[AVAILABLE DATA Boundary: Start]

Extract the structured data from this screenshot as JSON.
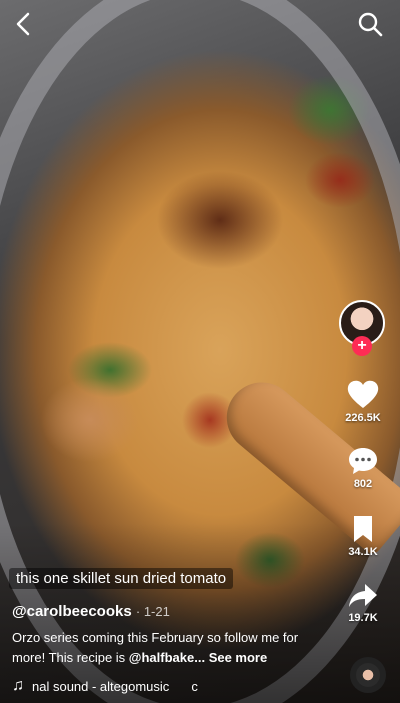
{
  "overlay_caption": "this one skillet sun dried tomato",
  "post": {
    "author": "@carolbeecooks",
    "timestamp": "1-21",
    "description": "Orzo series coming this February so follow me for more! This recipe is ",
    "mention": "@halfbake...",
    "see_more": "See more"
  },
  "music": {
    "label": "nal sound - altegomusic",
    "trailing": "c"
  },
  "actions": {
    "likes": "226.5K",
    "comments": "802",
    "saves": "34.1K",
    "shares": "19.7K"
  },
  "icons": {
    "back": "chevron-left-icon",
    "search": "search-icon",
    "like": "heart-icon",
    "comment": "comment-icon",
    "save": "bookmark-icon",
    "share": "share-icon",
    "follow": "plus-icon",
    "music": "music-note-icon"
  },
  "colors": {
    "accent": "#fe2c55"
  },
  "follow_label": "+"
}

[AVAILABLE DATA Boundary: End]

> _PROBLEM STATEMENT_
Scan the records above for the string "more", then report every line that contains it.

> _TASK SOLUTION_
    "description": "Orzo series coming this February so follow me for more! This recipe is ",
    "see_more": "See more"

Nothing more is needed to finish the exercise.